If you live in an area where the tap water is not fluoridated, or the bottled water your child takes is not fluoridated, his/her fluoride intake level may be low. If this is the case, your pediatric dentist may place the child on fluoride supplements. Fluoride is essential for achieving optimal growth and strength of teeth and minimizes the occurrence of cavities.
How safe are dental X-rays?
The risk of danger from our state-of-the-art dental x-rays is minimal. With the safety measures in place such as high-speed film and lead aprons, the emitted radiation is very small, and every effort is made to shield your child even from this small radiation. Even with minimal radiation, the benefits of using dental x-rays far outweigh the consequences of not using them to detect serious dental issues.
My child plays sports. How should I protect my child’s teeth?
There are many types of mouth guard available for your child’s use that match the shape of your child’s top teeth. Sports mouth guards or athletic mouth guards are recommended for any child involved in contact sports for the protection of the cheeks, teeth, lips, and gums from sports injuries. Our pediatric dentists are happy to recommend a mouth guard that best fits your child’s active lifestyle.
When do the first teeth start to erupt?
It is normal to witness an eruption from 6 months of age. The two bottom central incisors are usually the first to show, followed by the two top central incisors. The rest of the baby teeth appear over the course of the next 2 years. By the time a baby is 3 years old, all 20 baby teeth should be showing. The order of appearance is random, not following any particular sequence.
What should I do if my child knocks out a permanent tooth?
You must act fast in order to save the tooth. Without touching the root, pick up the tooth by the crown and rinse well. If you can, replace the tooth in its socket and immobilize with some clean cloth or gauze. Otherwise, put the tooth in a cup of water or milk then call our office immediately.
How can I help my child through the teething stage?
First, know that gum soreness that comes with teeth eruption is normal. You can however make this soreness bearable for the child using teething medications available from your pharmacy. In addition, you may also want to get a cold teething ring for the child.

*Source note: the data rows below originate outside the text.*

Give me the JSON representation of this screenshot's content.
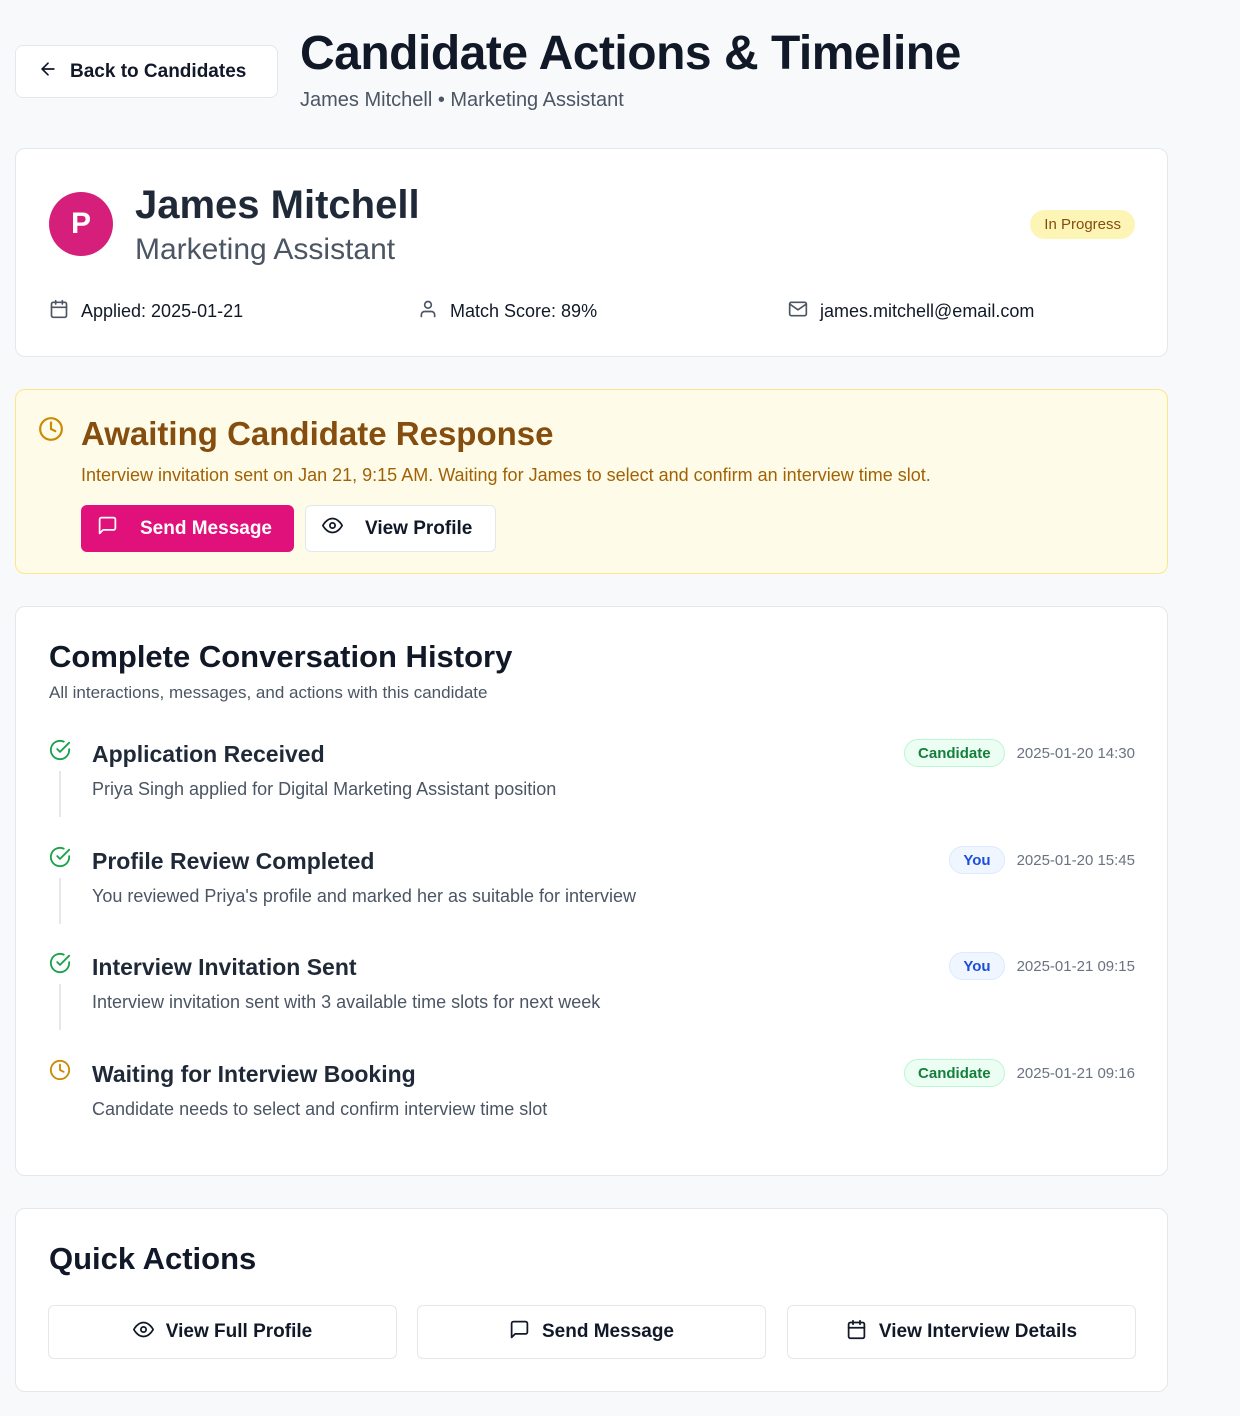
{
  "header": {
    "back_label": "Back to Candidates",
    "title": "Candidate Actions & Timeline",
    "subtitle": "James Mitchell • Marketing Assistant"
  },
  "profile": {
    "avatar_initial": "P",
    "name": "James Mitchell",
    "role": "Marketing Assistant",
    "status": "In Progress",
    "applied": "Applied: 2025-01-21",
    "match_score": "Match Score: 89%",
    "email": "james.mitchell@email.com"
  },
  "alert": {
    "title": "Awaiting Candidate Response",
    "text": "Interview invitation sent on Jan 21, 9:15 AM. Waiting for James to select and confirm an interview time slot.",
    "send_message_label": "Send Message",
    "view_profile_label": "View Profile"
  },
  "history": {
    "title": "Complete Conversation History",
    "subtitle": "All interactions, messages, and actions with this candidate",
    "items": [
      {
        "title": "Application Received",
        "description": "Priya Singh applied for Digital Marketing Assistant position",
        "actor": "Candidate",
        "timestamp": "2025-01-20 14:30",
        "status_icon": "check-circle-icon"
      },
      {
        "title": "Profile Review Completed",
        "description": "You reviewed Priya's profile and marked her as suitable for interview",
        "actor": "You",
        "timestamp": "2025-01-20 15:45",
        "status_icon": "check-circle-icon"
      },
      {
        "title": "Interview Invitation Sent",
        "description": "Interview invitation sent with 3 available time slots for next week",
        "actor": "You",
        "timestamp": "2025-01-21 09:15",
        "status_icon": "check-circle-icon"
      },
      {
        "title": "Waiting for Interview Booking",
        "description": "Candidate needs to select and confirm interview time slot",
        "actor": "Candidate",
        "timestamp": "2025-01-21 09:16",
        "status_icon": "clock-icon"
      }
    ]
  },
  "quick_actions": {
    "title": "Quick Actions",
    "view_full_profile": "View Full Profile",
    "send_message": "Send Message",
    "view_interview_details": "View Interview Details"
  },
  "colors": {
    "brand_pink": "#e0117a",
    "avatar_pink": "#d61f7a",
    "warning_text": "#854d0e",
    "success_green": "#16a34a",
    "pending_amber": "#ca8a04"
  }
}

I noticed a space between my child’s two upper front teeth. Is this cause for concern?
If the space doesn’t close up within a few years, let us know and your pediatric dentist will carry out an evaluation of the condition.
If my child gets a cavity in a baby tooth, should it be filled?

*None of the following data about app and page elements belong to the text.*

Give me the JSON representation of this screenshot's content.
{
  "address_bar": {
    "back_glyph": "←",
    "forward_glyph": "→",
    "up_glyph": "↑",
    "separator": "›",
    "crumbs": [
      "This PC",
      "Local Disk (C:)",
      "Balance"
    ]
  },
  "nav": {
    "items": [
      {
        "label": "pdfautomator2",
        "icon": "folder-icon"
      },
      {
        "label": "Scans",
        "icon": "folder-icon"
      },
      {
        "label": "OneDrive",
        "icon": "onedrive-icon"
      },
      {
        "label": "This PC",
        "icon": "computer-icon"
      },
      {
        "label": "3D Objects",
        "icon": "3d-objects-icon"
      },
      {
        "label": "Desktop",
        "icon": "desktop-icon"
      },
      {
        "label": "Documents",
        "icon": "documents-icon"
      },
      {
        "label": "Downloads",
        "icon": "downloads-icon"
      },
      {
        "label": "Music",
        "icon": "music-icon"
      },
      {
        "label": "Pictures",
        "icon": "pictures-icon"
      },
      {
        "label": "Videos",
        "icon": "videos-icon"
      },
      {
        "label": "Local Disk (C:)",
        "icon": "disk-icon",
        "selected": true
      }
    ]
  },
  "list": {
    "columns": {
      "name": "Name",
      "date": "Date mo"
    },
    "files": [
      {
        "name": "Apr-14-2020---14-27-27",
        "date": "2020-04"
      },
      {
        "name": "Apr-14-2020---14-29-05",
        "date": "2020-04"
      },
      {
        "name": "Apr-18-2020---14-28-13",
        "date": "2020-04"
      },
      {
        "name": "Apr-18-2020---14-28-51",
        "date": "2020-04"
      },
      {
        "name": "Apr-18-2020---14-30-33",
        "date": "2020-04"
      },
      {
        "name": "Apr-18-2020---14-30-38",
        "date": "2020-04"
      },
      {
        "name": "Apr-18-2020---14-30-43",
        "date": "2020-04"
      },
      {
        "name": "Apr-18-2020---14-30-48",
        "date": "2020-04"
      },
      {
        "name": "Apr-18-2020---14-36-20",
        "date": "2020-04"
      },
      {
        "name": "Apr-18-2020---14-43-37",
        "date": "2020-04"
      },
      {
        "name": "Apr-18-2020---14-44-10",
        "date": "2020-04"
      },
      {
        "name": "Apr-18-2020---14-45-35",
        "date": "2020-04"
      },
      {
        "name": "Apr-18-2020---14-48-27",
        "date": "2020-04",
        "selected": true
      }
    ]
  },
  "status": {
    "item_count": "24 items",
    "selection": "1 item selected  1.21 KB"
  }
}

It is very important you know how to take adequate care of your child’s baby teeth. The baby teeth are an important part of any child’s teeth development. It forms a pathway, which the permanent teeth will follow when they are ready to start erupting. baby teeth can last up to 12 years in some children. Failure in giving your child adequate dental care will result in many dental ailments such as teeth loss, jaw/gum infection, pain etc., which can cause tooth decay. Decay of the baby teeth can also spread into permanent teeth.
What causes tooth decay?
Four things are necessary for cavities to form — a tooth, bacteria, sugars or other carbohydrates and time. Dental plaque is a thin, sticky, colorless deposit of bacteria that constantly forms on everyone’s teeth. When you eat, the sugars in your food cause the bacteria in plaque to produce acids that attack the tooth enamel. With time and repeated acid attacks, the enamel breaks down and cavities form.
The best type of dentistry is preventive. Dr. Mannella and associates are thrilled to provide tools and tips for preventive dentistry in Randolph, New Jersey, to help keep your child’s smile healthy and strong. Learn more below or by scheduling a visit with our dentists. Call Pediatric Dental Associates of Randolph at 973-989-7970 today.
Dr. Mannella and our team are pleased to provide answers for frequently asked questions about pediatric dental care in Randolph, New Jersey, and invite you to call Pediatric Dental Associates of Randolph at 973-989-7970 to schedule a consultation with our dentists if you have additional concerns.